Trusts are to be put into one of four groups based on their emergency department performance under the new approach, the letter from NHS England said. Trusts in group one, the most challenged areas, face weekly meetings with system leaders before Easter to discuss ‘local system recovery and action plans’.
The letter, seen by HSJ, added: ‘If a struggling system fails to deliver improvement by June, consideration will be given as to whether they will be placed in A&E special measures to ensure patient safety.’
It continued, ‘The plans will be monitored weekly by NHS England and NHS Improvement regional directors, with systems meeting with Simon Stevens, Jim Mackey and Pauline Philip before Easter to discuss implementation plans.’
The four groups are:
• Group one: Systems with longstanding challenges and the highest level of intervention and support
• Group two: Systems with low levels of performance and a high volume of breaches that require regional intervention and support
• Group three: All systems not in groups one, two or four that will be monitored by the region via urgent and emergency care elements of their STPs
• Group four: High performing systems that are delivering consistently.
London trusts have been placed in the following groups
Group one: Lewisham and Greenwich Trust.
Group two: London North West Healthcare Trust; Barts Health Trust; Barking, Havering and Redbridge University Hospitals; Royal Free London Foundation Trust; North Middlesex University Hospital Trust; The Hillingdon Hospital FT.
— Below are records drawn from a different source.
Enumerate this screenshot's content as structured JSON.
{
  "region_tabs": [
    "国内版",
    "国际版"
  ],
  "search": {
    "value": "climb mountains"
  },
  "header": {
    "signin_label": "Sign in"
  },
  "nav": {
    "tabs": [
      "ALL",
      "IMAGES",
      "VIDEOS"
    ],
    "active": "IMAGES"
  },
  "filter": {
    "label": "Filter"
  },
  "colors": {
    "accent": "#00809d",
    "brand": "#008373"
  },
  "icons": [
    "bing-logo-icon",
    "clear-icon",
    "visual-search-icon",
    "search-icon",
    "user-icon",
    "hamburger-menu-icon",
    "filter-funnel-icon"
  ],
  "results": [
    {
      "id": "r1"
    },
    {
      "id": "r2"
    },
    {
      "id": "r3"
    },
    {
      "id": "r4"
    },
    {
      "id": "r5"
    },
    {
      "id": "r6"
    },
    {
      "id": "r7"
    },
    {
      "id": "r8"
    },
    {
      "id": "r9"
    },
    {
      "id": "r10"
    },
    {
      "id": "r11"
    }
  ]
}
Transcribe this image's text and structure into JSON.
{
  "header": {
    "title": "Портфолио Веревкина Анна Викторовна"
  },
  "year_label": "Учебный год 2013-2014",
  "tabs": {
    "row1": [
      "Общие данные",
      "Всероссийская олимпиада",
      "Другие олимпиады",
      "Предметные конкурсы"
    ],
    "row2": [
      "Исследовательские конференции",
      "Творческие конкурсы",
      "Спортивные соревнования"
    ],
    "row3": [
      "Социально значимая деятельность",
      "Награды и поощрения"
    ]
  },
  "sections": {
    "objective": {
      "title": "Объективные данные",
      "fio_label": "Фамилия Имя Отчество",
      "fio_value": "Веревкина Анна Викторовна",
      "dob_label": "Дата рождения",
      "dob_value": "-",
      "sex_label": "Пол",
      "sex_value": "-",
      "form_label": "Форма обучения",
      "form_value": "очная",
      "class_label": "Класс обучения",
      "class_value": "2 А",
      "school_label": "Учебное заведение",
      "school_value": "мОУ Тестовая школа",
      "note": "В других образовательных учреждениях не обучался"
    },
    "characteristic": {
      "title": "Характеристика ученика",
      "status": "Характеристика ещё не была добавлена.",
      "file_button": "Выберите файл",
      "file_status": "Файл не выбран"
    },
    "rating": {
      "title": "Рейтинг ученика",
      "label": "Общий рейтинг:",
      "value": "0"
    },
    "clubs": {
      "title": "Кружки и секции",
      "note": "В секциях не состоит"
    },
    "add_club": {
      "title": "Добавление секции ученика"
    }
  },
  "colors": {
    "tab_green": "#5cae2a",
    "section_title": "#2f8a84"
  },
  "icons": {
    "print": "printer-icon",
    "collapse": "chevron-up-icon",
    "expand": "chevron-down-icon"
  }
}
Group three: Croydon Health Services Trust; Whittington Health Trust; Kingston Hospital FT; Imperial College Healthcare Trust; University College Hospitals FT; Guy’s and St Thomas’s FT; St George’s University Hospitals FT; Chelsea and Westminster Hospital FT.
Group four: Homerton University Hospital FT; Epsom and St Helier University Hospitals Trust.
Concerns have been raised that the measures will push hospitals to take risks to try and get their overall performance back on track.
HSJ revealed that from April, sustainability and transformation fund money would only be made available to trusts hitting their A&E targets. HSJ understands NHS England and NHS Improvement have now effectively dropped routine financial penalties for many trusts in relation to elective and cancer waits.
Providers have also been told to ensure every hospital has a front door ‘streaming model’ by October, to keep unwanted patients out, linked to an additional £100m capital funding announced in the spring budget.